BPA-free. Choosing containers that are BPA free and free of other harmful chemicals is a good choice for prepping and storing food for your family.
Oven-safe. Choose containers that can safely store food as well as be placed in the oven for cooking or reheating.
Freezer-safe. Avoid freezer burn by choosing the right containers. And remember to leave a one inch gap at the top of your freezer containers for expansion as food freezes.
Easy-to-transport and leak-proof. Will your prepped meals be traveling to school, work, or anywher else? Be sure to choose containers that are easy to transport and leakproof to avoid spills in the refrigerator or the lunch box.
Stackable and space-saving. Using the same brand or style of containers will help them to stack better in the refrigerator or freezer. I find that rectangular containers are a great shape for food storage and helps conserve space in the refrigerator after a meal prepping session.
Appropriate size. You’ll want a variety of different size containers, some that can store your entire batch-cooked dishes and others that can be used for individually portioned meals or snacks. Having both options allows you to be flexible with your meal prepping and allows family members to pull out meals or snacks as needed.
Pantry-friendly. Be sure to consider the storage needs of your dry ingredients, too. Items like brown rice, quinoa, lentils, whole grain pasta, dried beans and more will stay fresh longer when stored in airtight containers.
Extend the life of your ingredients and meal-prepped dishes by choosing the right food storage containers.
6 Steps for a Successful Meal Prepping Routine

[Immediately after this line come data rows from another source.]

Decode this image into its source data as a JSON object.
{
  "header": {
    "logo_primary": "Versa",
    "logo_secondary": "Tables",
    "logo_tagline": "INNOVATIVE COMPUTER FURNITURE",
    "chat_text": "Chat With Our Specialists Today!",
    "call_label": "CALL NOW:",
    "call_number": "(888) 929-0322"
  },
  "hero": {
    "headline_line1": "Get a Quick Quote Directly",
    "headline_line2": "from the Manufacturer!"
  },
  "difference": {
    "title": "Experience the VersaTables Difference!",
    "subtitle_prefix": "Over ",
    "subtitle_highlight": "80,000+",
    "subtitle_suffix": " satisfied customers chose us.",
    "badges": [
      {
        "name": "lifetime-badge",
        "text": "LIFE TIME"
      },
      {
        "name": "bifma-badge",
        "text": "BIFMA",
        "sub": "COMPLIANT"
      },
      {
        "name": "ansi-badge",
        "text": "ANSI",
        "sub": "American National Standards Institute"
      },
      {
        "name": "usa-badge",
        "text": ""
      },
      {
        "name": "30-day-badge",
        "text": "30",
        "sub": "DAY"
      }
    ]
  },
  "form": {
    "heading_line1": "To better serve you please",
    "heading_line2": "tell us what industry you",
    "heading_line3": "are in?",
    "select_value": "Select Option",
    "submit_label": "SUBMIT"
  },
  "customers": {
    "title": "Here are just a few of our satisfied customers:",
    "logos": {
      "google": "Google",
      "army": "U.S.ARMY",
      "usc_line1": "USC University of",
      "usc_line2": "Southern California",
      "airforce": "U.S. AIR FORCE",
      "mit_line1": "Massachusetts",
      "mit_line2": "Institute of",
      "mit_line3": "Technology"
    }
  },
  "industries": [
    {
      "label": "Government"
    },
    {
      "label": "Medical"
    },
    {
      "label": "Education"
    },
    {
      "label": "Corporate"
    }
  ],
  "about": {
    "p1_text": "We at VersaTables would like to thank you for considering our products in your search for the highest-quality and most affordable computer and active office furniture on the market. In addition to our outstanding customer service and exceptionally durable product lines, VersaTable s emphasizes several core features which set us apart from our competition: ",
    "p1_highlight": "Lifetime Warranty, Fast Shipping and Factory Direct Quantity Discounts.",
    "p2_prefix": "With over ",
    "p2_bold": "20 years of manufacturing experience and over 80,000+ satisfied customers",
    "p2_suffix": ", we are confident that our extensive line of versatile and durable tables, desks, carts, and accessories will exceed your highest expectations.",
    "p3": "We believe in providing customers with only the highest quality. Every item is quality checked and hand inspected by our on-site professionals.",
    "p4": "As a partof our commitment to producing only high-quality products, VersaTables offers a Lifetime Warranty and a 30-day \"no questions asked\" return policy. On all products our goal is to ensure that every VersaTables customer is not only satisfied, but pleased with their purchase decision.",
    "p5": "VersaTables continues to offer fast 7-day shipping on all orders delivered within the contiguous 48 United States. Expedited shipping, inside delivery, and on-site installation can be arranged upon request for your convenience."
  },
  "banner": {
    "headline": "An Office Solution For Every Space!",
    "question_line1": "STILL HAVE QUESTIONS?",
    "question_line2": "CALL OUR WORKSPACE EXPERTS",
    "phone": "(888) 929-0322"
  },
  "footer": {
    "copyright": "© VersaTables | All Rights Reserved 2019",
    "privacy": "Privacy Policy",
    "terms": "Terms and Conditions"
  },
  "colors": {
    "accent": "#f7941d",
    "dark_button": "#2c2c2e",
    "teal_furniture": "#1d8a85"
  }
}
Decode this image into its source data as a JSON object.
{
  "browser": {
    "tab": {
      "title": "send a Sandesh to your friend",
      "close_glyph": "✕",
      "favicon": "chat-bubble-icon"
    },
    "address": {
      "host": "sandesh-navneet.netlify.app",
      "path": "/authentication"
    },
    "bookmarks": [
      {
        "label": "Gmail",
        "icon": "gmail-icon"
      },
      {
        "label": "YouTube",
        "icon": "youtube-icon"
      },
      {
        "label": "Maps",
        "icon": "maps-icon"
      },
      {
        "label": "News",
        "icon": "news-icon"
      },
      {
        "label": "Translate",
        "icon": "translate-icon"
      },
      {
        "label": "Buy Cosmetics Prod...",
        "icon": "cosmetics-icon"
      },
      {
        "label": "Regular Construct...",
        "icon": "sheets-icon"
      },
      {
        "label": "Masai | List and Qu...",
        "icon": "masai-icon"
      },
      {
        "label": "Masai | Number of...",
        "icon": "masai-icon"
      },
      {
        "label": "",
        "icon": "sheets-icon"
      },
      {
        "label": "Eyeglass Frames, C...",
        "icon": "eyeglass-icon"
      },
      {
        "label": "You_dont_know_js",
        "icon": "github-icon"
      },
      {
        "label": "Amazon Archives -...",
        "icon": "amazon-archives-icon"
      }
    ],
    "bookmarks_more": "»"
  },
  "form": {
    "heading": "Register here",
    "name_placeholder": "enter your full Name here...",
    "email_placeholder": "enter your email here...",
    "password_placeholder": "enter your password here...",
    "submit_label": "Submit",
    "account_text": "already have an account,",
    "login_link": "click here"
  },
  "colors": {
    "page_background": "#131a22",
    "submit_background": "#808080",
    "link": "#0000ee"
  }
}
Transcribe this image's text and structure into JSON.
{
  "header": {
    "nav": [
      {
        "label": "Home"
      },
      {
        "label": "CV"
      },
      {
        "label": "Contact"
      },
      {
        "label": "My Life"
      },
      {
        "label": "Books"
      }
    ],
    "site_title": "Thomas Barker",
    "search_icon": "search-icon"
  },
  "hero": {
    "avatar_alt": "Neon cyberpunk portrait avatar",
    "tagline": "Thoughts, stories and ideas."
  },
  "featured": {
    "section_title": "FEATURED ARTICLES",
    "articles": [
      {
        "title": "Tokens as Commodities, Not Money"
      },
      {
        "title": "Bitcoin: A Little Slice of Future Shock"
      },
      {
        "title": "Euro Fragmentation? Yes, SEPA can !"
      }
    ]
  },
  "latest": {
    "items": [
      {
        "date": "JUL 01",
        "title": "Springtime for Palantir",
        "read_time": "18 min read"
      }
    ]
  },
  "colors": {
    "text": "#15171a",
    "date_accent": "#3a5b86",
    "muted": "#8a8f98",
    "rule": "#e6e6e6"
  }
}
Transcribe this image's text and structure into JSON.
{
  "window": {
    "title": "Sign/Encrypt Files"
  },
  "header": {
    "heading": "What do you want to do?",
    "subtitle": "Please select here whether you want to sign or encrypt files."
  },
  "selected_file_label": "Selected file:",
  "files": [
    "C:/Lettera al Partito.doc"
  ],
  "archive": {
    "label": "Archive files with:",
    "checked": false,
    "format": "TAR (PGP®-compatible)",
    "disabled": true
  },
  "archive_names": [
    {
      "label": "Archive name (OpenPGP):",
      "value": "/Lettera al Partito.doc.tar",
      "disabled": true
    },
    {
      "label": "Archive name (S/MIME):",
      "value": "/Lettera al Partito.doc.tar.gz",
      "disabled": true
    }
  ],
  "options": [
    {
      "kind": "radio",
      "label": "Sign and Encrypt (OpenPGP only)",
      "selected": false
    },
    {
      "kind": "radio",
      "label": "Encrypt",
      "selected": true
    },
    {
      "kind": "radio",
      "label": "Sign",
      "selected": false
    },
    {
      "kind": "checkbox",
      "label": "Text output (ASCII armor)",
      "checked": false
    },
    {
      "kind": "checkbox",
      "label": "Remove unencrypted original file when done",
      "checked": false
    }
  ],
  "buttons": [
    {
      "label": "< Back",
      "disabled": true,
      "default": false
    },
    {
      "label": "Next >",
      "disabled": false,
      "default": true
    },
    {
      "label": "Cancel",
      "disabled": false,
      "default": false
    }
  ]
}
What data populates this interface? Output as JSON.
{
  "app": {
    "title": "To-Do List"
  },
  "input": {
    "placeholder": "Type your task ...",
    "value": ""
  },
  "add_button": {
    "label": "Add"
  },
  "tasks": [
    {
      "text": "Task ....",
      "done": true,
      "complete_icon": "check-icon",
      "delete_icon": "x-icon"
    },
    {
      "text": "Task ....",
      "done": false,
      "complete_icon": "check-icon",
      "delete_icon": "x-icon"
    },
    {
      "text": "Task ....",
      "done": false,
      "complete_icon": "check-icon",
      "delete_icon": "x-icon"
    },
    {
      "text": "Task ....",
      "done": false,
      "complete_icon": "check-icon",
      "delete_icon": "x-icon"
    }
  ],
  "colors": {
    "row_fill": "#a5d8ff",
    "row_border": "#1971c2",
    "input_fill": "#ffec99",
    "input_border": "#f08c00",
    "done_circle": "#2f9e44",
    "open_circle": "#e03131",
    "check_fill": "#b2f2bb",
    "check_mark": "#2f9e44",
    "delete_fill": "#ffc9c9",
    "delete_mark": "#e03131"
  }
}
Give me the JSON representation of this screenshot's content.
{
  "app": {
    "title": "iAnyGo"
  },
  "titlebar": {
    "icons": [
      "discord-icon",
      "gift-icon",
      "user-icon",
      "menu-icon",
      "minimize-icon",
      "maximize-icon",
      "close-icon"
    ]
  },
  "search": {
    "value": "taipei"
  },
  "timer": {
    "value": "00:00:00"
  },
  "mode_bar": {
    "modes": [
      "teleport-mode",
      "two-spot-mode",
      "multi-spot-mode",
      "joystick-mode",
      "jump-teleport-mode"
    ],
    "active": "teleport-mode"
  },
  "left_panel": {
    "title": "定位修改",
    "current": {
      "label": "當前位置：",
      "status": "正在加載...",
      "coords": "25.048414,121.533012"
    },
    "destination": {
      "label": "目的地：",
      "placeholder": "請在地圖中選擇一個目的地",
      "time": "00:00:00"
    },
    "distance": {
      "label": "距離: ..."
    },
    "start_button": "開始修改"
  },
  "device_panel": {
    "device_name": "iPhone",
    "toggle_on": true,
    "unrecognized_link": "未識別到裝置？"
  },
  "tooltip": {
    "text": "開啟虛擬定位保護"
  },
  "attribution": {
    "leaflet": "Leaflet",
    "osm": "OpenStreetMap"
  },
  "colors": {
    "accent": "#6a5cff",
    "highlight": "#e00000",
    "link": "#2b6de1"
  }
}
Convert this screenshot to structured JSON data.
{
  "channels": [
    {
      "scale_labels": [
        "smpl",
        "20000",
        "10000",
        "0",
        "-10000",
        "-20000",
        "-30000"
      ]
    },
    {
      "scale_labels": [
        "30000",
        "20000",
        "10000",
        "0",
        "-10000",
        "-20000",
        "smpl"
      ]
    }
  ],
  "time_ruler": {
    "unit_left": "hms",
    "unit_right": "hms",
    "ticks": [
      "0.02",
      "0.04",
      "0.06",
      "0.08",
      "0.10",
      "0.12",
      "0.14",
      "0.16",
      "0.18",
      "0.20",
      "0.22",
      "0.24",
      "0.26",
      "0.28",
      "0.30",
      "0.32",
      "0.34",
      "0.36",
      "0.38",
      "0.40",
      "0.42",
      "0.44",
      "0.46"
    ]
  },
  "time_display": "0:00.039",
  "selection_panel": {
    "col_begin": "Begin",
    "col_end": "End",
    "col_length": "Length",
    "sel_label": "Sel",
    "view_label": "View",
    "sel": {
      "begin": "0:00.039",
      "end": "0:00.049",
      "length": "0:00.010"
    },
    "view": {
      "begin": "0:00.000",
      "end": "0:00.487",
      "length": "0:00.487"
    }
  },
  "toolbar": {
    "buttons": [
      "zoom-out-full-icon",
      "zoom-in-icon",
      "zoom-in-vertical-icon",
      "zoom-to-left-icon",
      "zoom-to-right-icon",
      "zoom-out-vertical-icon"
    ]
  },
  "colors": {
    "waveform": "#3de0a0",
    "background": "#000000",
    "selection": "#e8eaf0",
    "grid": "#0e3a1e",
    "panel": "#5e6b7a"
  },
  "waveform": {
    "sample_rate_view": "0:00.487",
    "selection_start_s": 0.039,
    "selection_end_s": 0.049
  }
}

Being successful with meal prepping begins with identifying your goal. As you start meal prepping for the first time, it’s important to know what results you are after. Being clear on your end-result means you are more likely to succeed at meal prepping. With your goal in mind, follow this simple, step-by-step routine for meal prepping.
1. Choose your meal prepping method.
The first step is to decide which meal prepping method you will use. Will you aim to make an entire week’s worth of meals for your family that you can reheat throughout the week, or will you create your meal plan and prep ingredients so that cooking meals during the week takes less time? Or will you do a combination of the different methods?
2. Write up a meal plan.
Decide on the types of meals, recipes, and number of meals that you are going to make. Then determine what ingredients are needed for each meal.
3. Create your shopping list.
With your meal plan in hand, create your shopping list and head to the supermarket to get your ingredients and supplies. To save time, create a template for your grocer list and consider using a grocery delivery service.
4. Prepare your storage containers.
Be sure to have the appropriate number and sizes of storage containers ready so that you can put your prepped meals away once you’re finished cooking.
Determine the order of cooking meals by starting with the ones that take the most time. For instance you may have one dish that is going in the slow cooker, another that will be cooking in the oven, and a third that you are cooking on the stovetop. Start with the one(s) that will take the most amount of time and then work on the faster dishes while those are cooking.
6. Store your meals.
Allow your meals to cool and store them safely. Some meals can be stored in the Refrigerator if they will be eaten within a few days. However, others may need to be frozen , thawed comma and reheat it. Label meals that are going in the freezer for easy identification When they’re ready to be used.
The Botton Line on How to Start Meal Prepping
Meal prepping is a great tool for people who want to spend less time cooking meals each week. But it also has many other benefits such as helping to save money on food and supporting healthy eating habits.
Choose the meal prepping strategy that aligns with your goals. Get the right tools and storage containers to start meal prepping with a routine that works best for you and your family.